Score: 6.5 out of 10

Man Without Wax – Anchor

Burn the last of those flannel shirts and go get a haircut while you’re at it! The Seattle music scene has changed a lot since grunge rolled into town and that statement has now again been proven by Man Without Wax. On “Anchor” these guys sound like a band that has been going at it for some time already but instead they’re just getting their feet wet with what is in fact their debut.
With a production job by Casey Bates (Chiodos, Portugal The Man), you know you can expect some bombastic rock and he once again does not fail to deliver. Opener “You Pull Me Through Time” sounds like something Muse just didn’t get round to writing yet while first single “Kansas City Shuffle” sounds like a My Chemical Romance song actually worth hearing. “Volcano”-era Gatsby’s American Dream is a name that came to mind a bunch of times while listening to most of the songs on “Anchor” and you know that’s not a bad thing!
Armed with upbeat rhythms, two guitars, lots of vocal diversity and a whole lot of keyboard sounds in all the right places, Man Without Wax wrote an album that races by in no time leaving you wanting only more.
Score: 8 out of 10

Arkangel – Is The Enemy

After four years of silence (even though that is relative when it comes to Arkangel), one of the first Belgian metalcore bands is back with a new album. “Arkangel Is The Enemy” is filled with the kind of brutal stuff that these guys have become known for over the years and I have to say it’s a step forward again compared to “Hope You Die By Overdoes”. Even though the artwork is pretty frigging ugly.
They once again start things off in a high gear and never look back except for the occasional melodic part. This is one big trip back to the metalcore sound of the mid 90s with Slayer riffs, plenty of double bass drum action and of course Baldur’s insane voice. If you like your metalcore dark and sinister, then Arkangel will do the trick just fine!
Score: 7 out of 10

Daymares - Toothless & Fanged MCD

After Elvis Deluxe, this is another pleasant surprise from Poland for me. So not only do they have beautiful women there, they also make good music... I might have to book me a holiday! On this 6-song release, Daymares cranks out some hardhitting violence that will permanently fuck up your hearing in no time. With a sound that holds up between a sleazy Entombed fucking an even sleazier Cursed with bands like Tragedy and High On Fire cheering them on, this disc sounds the best when you crank it all the way up.

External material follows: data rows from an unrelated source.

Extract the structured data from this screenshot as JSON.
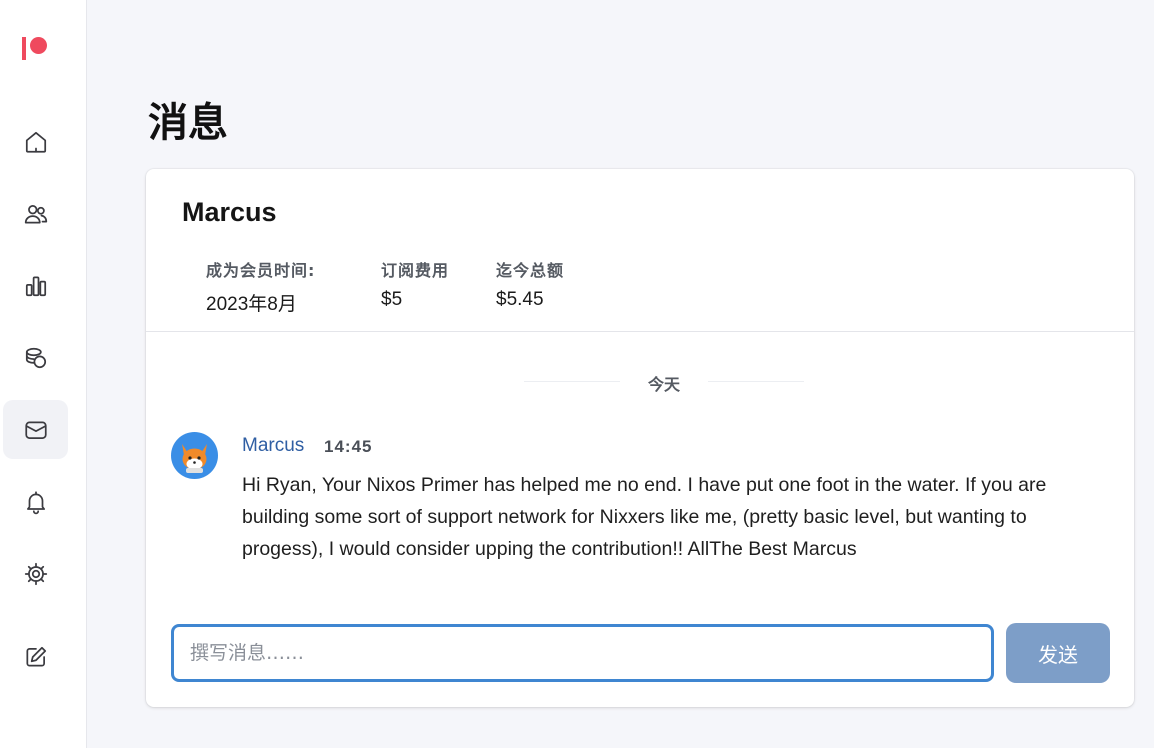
{
  "app": {
    "brand_color": "#ef4a5e",
    "accent": "#3f86d1"
  },
  "sidebar": {
    "items": [
      {
        "name": "home",
        "icon": "home-icon"
      },
      {
        "name": "members",
        "icon": "users-icon"
      },
      {
        "name": "stats",
        "icon": "bar-chart-icon"
      },
      {
        "name": "payouts",
        "icon": "coins-icon"
      },
      {
        "name": "messages",
        "icon": "mail-icon",
        "active": true
      },
      {
        "name": "notifications",
        "icon": "bell-icon"
      },
      {
        "name": "settings",
        "icon": "gear-icon"
      },
      {
        "name": "create",
        "icon": "edit-icon"
      }
    ]
  },
  "page": {
    "title": "消息"
  },
  "member": {
    "name": "Marcus",
    "stats": [
      {
        "label": "成为会员时间:",
        "value": "2023年8月"
      },
      {
        "label": "订阅费用",
        "value": "$5"
      },
      {
        "label": "迄今总额",
        "value": "$5.45"
      }
    ]
  },
  "conversation": {
    "day_label": "今天",
    "messages": [
      {
        "author": "Marcus",
        "time": "14:45",
        "avatar": "fox-avatar",
        "body": "Hi Ryan, Your Nixos Primer has helped me no end. I have put one foot in the water. If you are building some sort of support network for Nixxers like me, (pretty basic level, but wanting to progess), I would consider upping the contribution!! AllThe Best Marcus"
      }
    ]
  },
  "composer": {
    "placeholder": "撰写消息……",
    "value": "",
    "send_label": "发送"
  }
}
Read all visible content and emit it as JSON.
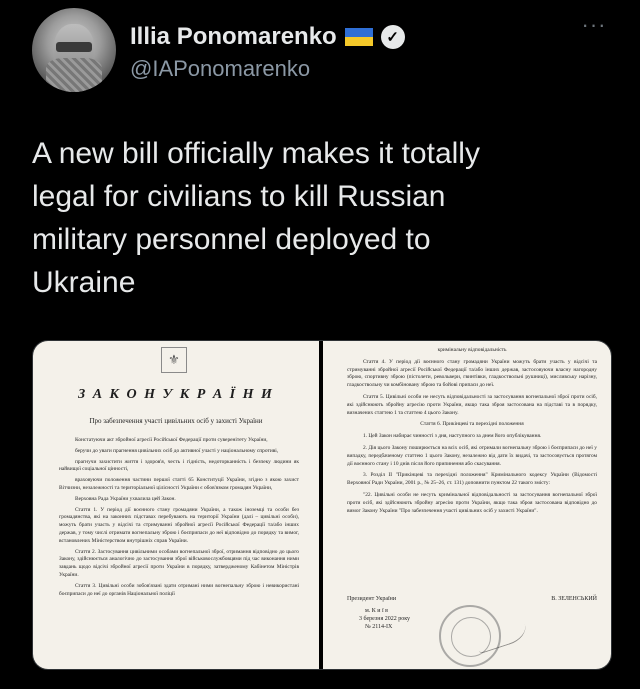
{
  "author": {
    "display_name": "Illia Ponomarenko",
    "handle": "@IAPonomarenko",
    "flag": "ukraine-flag-icon",
    "verified": "verified-badge-icon"
  },
  "more_label": "···",
  "tweet_text": "A new bill officially makes it totally\nlegal for civilians to kill Russian\nmilitary personnel deployed to\nUkraine",
  "document": {
    "left": {
      "title": "З А К О Н   У К Р А Ї Н И",
      "subtitle": "Про забезпечення участі цивільних осіб у захисті України",
      "paragraphs": [
        "Констатуючи акт збройної агресії Російської Федерації проти суверенітету України,",
        "беручи до уваги прагнення цивільних осіб до активної участі у національному спротиві,",
        "прагнучи захистити життя і здоров'я, честь і гідність, недоторканність і безпеку людини як найвищої соціальної цінності,",
        "враховуючи положення частини першої статті 65 Конституції України, згідно з якою захист Вітчизни, незалежності та територіальної цілісності України є обов'язком громадян України,",
        "Верховна Рада України ухвалила цей Закон.",
        "Стаття 1. У період дії воєнного стану громадяни України, а також іноземці та особи без громадянства, які на законних підставах перебувають на території України (далі – цивільні особи), можуть брати участь у відсічі та стримуванні збройної агресії Російської Федерації та/або інших держав, у тому числі отримати вогнепальну зброю і боєприпаси до неї відповідно до порядку та вимог, встановлених Міністерством внутрішніх справ України.",
        "Стаття 2. Застосування цивільними особами вогнепальної зброї, отримання відповідно до цього Закону, здійснюється аналогічно до застосування зброї військовослужбовцями під час виконання ними завдань щодо відсічі збройної агресії проти України в порядку, затвердженому Кабінетом Міністрів України.",
        "Стаття 3. Цивільні особи зобов'язані здати отримані ними вогнепальну зброю і невикористані боєприпаси до неї до органів Національної поліції"
      ]
    },
    "right": {
      "header_fragment": "кримінальну відповідальність",
      "paragraphs": [
        "Стаття 4. У період дії воєнного стану громадяни України можуть брати участь у відсічі та стримуванні збройної агресії Російської Федерації та/або інших держав, застосовуючи власну нагородну зброю, спортивну зброю (пістолети, револьвери, гвинтівки, гладкоствольні рушниці), мисливську нарізну, гладкоствольну чи комбіновану зброю та бойові припаси до неї.",
        "Стаття 5. Цивільні особи не несуть відповідальності за застосування вогнепальної зброї проти осіб, які здійснюють збройну агресію проти України, якщо така зброя застосована на підставі та в порядку, визначених статтею 1 та статтею 4 цього Закону.",
        "Стаття 6. Прикінцеві та перехідні положення",
        "1. Цей Закон набирає чинності з дня, наступного за днем його опублікування.",
        "2. Дія цього Закону поширюється на всіх осіб, які отримали вогнепальну зброю і боєприпаси до неї у випадку, передбаченому статтею 1 цього Закону, незалежно від дати їх видачі, та застосовується протягом дії воєнного стану і 10 днів після його припинення або скасування.",
        "3. Розділ II \"Прикінцеві та перехідні положення\" Кримінального кодексу України (Відомості Верховної Ради України, 2001 р., № 25–26, ст. 131) доповнити пунктом 22 такого змісту:",
        "\"22. Цивільні особи не несуть кримінальної відповідальності за застосування вогнепальної зброї проти осіб, які здійснюють збройну агресію проти України, якщо така зброя застосована відповідно до вимог Закону України \"Про забезпечення участі цивільних осіб у захисті України\"."
      ],
      "signature": {
        "president": "Президент України",
        "name": "В. ЗЕЛЕНСЬКИЙ",
        "place": "м. К и ї в",
        "date": "3 березня 2022 року",
        "number": "№ 2114-IX"
      }
    }
  }
}
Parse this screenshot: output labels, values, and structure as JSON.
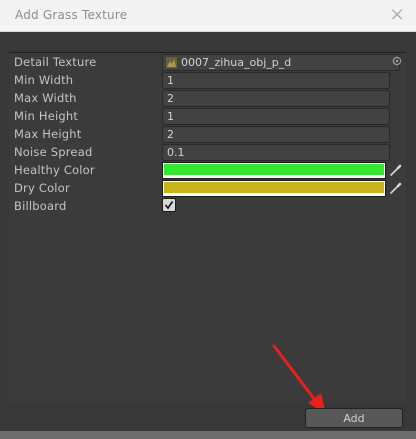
{
  "window": {
    "title": "Add Grass Texture",
    "close_glyph": "×"
  },
  "fields": [
    {
      "label": "Detail Texture",
      "value": "0007_zihua_obj_p_d",
      "type": "object"
    },
    {
      "label": "Min Width",
      "value": "1",
      "type": "number"
    },
    {
      "label": "Max Width",
      "value": "2",
      "type": "number"
    },
    {
      "label": "Min Height",
      "value": "1",
      "type": "number"
    },
    {
      "label": "Max Height",
      "value": "2",
      "type": "number"
    },
    {
      "label": "Noise Spread",
      "value": "0.1",
      "type": "number"
    },
    {
      "label": "Healthy Color",
      "color": "#33e733",
      "type": "color"
    },
    {
      "label": "Dry Color",
      "color": "#c9b41d",
      "type": "color"
    },
    {
      "label": "Billboard",
      "checked": true,
      "type": "checkbox"
    }
  ],
  "buttons": {
    "add_label": "Add"
  },
  "icons": {
    "object_picker": "circle-dot-icon",
    "eyedropper": "eyedropper-icon",
    "texture": "texture-icon",
    "close": "close-icon"
  }
}
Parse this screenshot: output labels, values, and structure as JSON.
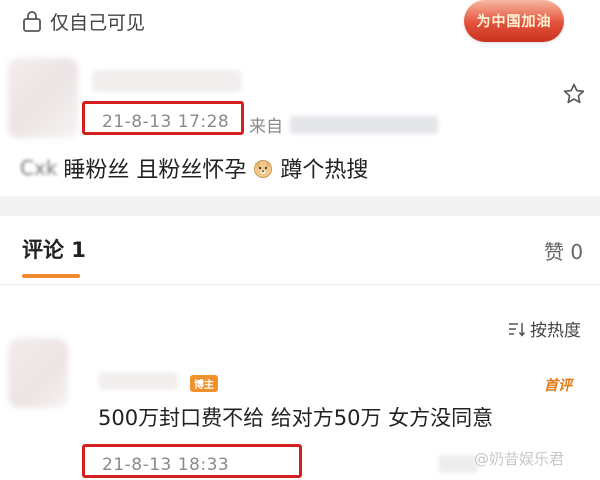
{
  "privacy": {
    "label": "仅自己可见",
    "icon": "lock-icon"
  },
  "badge": {
    "label": "为中国加油"
  },
  "post": {
    "time": "21-8-13 17:28",
    "from_label": "来自",
    "star_icon": "star-icon",
    "content_blurred": "Cxk",
    "content_part1": "睡粉丝 且粉丝怀孕",
    "emoji_icon": "dog-face-icon",
    "content_part2": "蹲个热搜"
  },
  "comments": {
    "title": "评论 1",
    "likes": "赞 0",
    "sort_label": "按热度"
  },
  "comment": {
    "badge": "博主",
    "first_label": "首评",
    "text": "500万封口费不给 给对方50万 女方没同意",
    "time": "21-8-13 18:33"
  },
  "watermark": "@奶昔娱乐君",
  "colors": {
    "highlight_box": "#d41e1e",
    "accent_orange": "#f08a2a",
    "muted_text": "#8a8a8a"
  }
}
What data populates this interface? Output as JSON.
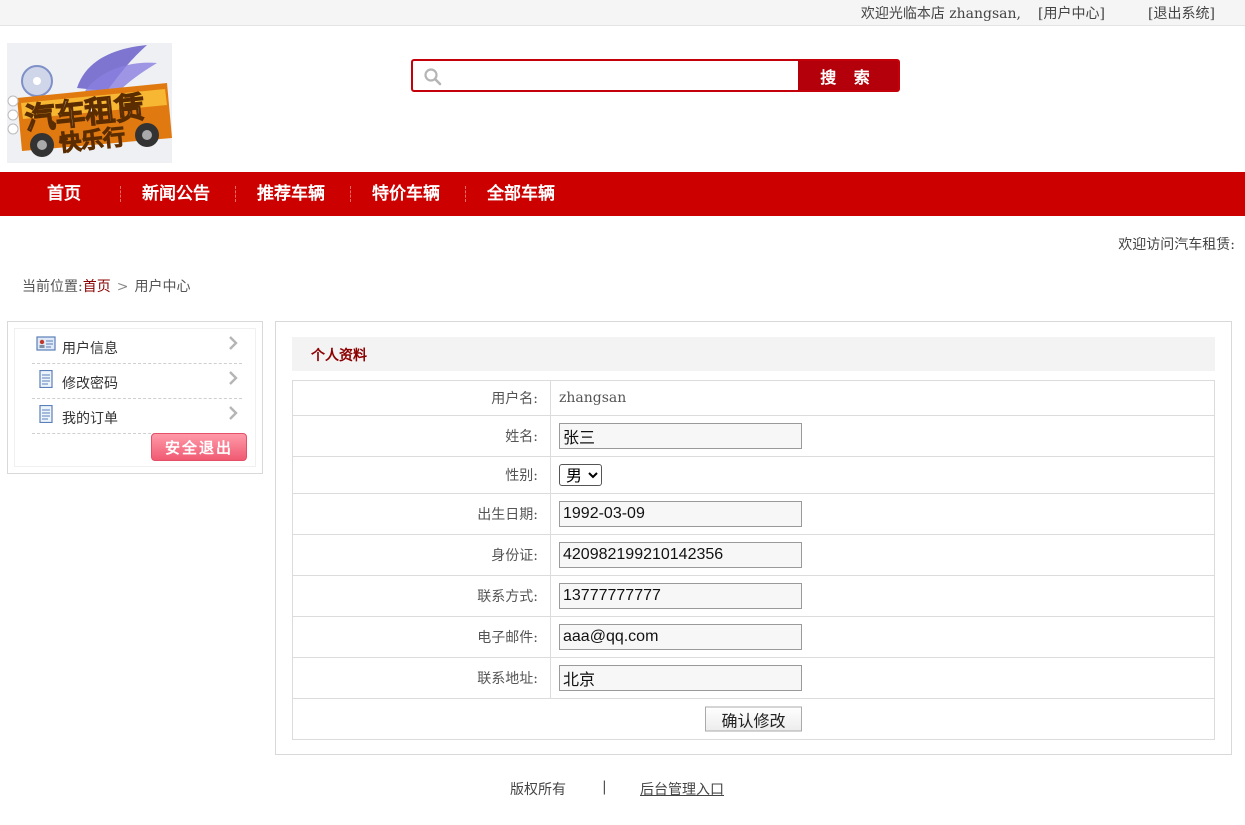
{
  "topbar": {
    "welcome": "欢迎光临本店 zhangsan,",
    "user_center": "[用户中心]",
    "logout": "[退出系统]"
  },
  "logo": {
    "alt": "汽车租赁 快乐行"
  },
  "search": {
    "placeholder": "",
    "button": "搜 索"
  },
  "nav": {
    "items": [
      "首页",
      "新闻公告",
      "推荐车辆",
      "特价车辆",
      "全部车辆"
    ]
  },
  "marquee": "欢迎访问汽车租赁:",
  "breadcrumb": {
    "prefix": "当前位置:",
    "home": "首页",
    "arrow": ">",
    "current": "用户中心"
  },
  "sidebar": {
    "items": [
      {
        "label": "用户信息",
        "icon": "id-card-icon"
      },
      {
        "label": "修改密码",
        "icon": "document-icon"
      },
      {
        "label": "我的订单",
        "icon": "document-icon"
      }
    ],
    "logout": "安全退出"
  },
  "profile": {
    "title": "个人资料",
    "username_label": "用户名:",
    "username": "zhangsan",
    "name_label": "姓名:",
    "name": "张三",
    "gender_label": "性别:",
    "gender": "男",
    "birth_label": "出生日期:",
    "birth": "1992-03-09",
    "idcard_label": "身份证:",
    "idcard": "420982199210142356",
    "phone_label": "联系方式:",
    "phone": "13777777777",
    "email_label": "电子邮件:",
    "email": "aaa@qq.com",
    "address_label": "联系地址:",
    "address": "北京",
    "submit": "确认修改"
  },
  "footer": {
    "copyright": "版权所有",
    "divider": "|",
    "admin": "后台管理入口"
  },
  "colors": {
    "brand_red": "#cd0000",
    "search_red": "#c4000b",
    "link_dark_red": "#8b0000",
    "logout_pink": "#f05a72"
  }
}
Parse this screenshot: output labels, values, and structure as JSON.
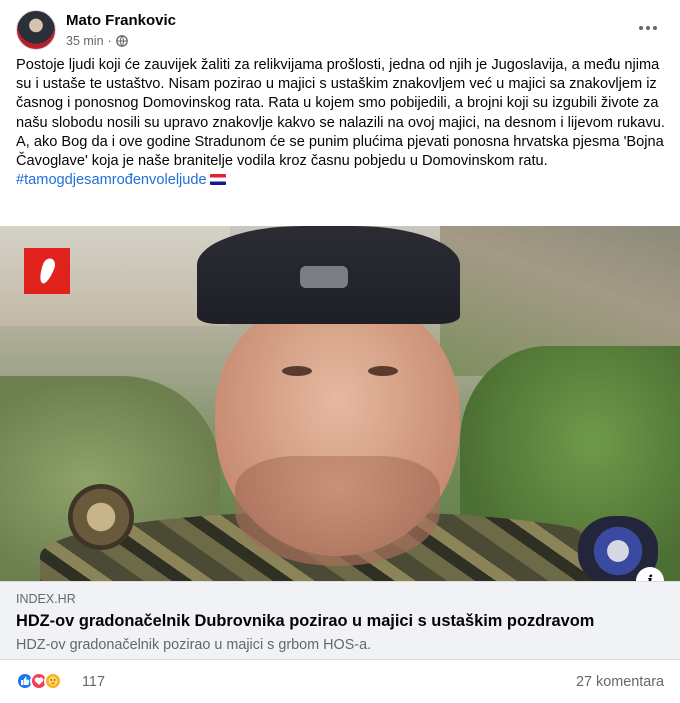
{
  "post": {
    "author": "Mato Frankovic",
    "time": "35 min",
    "separator": "·",
    "paragraphs": [
      "Postoje ljudi koji će zauvijek žaliti za relikvijama prošlosti, jedna od njih je Jugoslavija, a među njima su i ustaše te ustaštvo. Nisam pozirao u majici s ustaškim znakovljem već u majici sa znakovljem iz časnog i ponosnog Domovinskog rata. Rata u kojem smo pobijedili, a brojni koji su izgubili živote za našu slobodu nosili su upravo znakovlje kakvo se nalazili na ovoj majici, na desnom i lijevom rukavu.",
      "A, ako Bog da i ove godine Stradunom će se punim plućima pjevati ponosna hrvatska pjesma 'Bojna Čavoglave' koja je naše branitelje vodila kroz časnu pobjedu u Domovinskom ratu."
    ],
    "hashtag": "#tamogdjesamrođenvoleljude"
  },
  "link_preview": {
    "domain": "INDEX.HR",
    "headline": "HDZ-ov gradonačelnik Dubrovnika pozirao u majici s ustaškim pozdravom",
    "subtitle": "HDZ-ov gradonačelnik pozirao u majici s grbom HOS-a.",
    "info_icon": "i"
  },
  "footer": {
    "reactions": [
      "like-icon",
      "love-icon",
      "care-icon"
    ],
    "reaction_count": "117",
    "comments": "27 komentara"
  },
  "colors": {
    "hashtag": "#216fdb",
    "secondary_text": "#65676b",
    "preview_bg": "#f0f2f5"
  }
}
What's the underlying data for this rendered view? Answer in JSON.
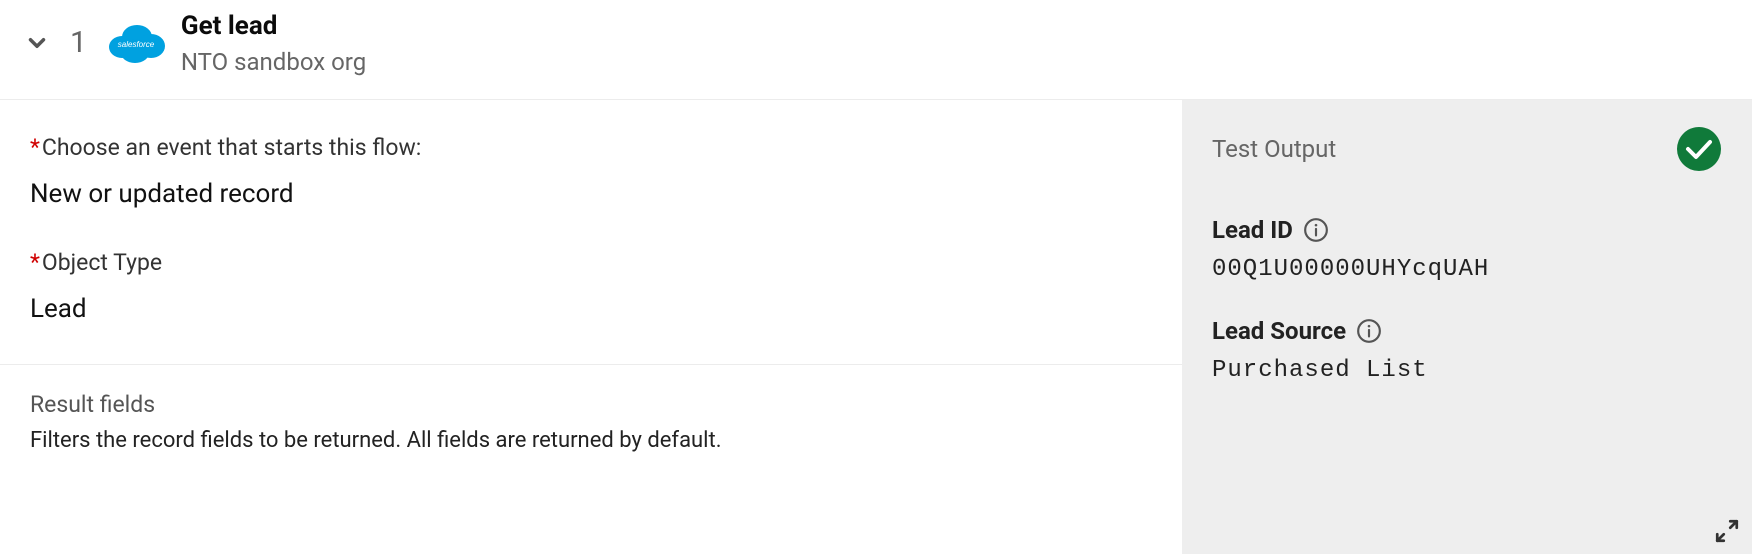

Doesn't matter whether it's crusty hardcore or gritty death n roll that you're looking for, Daymares does 'em both equally well on "Toothless & Fanged" and close the whole thing off with a Neurosis cover of "Life On Your Knees". Good stuff!
Score: 7 out of 10


Gob Squad – Watch The Cripple Dance

Denmark’s Gob Squad doesn’t reinvent punkrock on “Watch The Cripple Dance” but they did manage to write an album that’s catchy and energetic and where most of the songs house a catchy chorus or melodic hook. For a couple of reason I keep thinking of Billy Talent when listening to this disc which I would’ve liked a lot more if it weren’t for some unfortunate inclusions which would’ve better been left out (“Stand Up And Fight” for example).
Score: 6 out of 10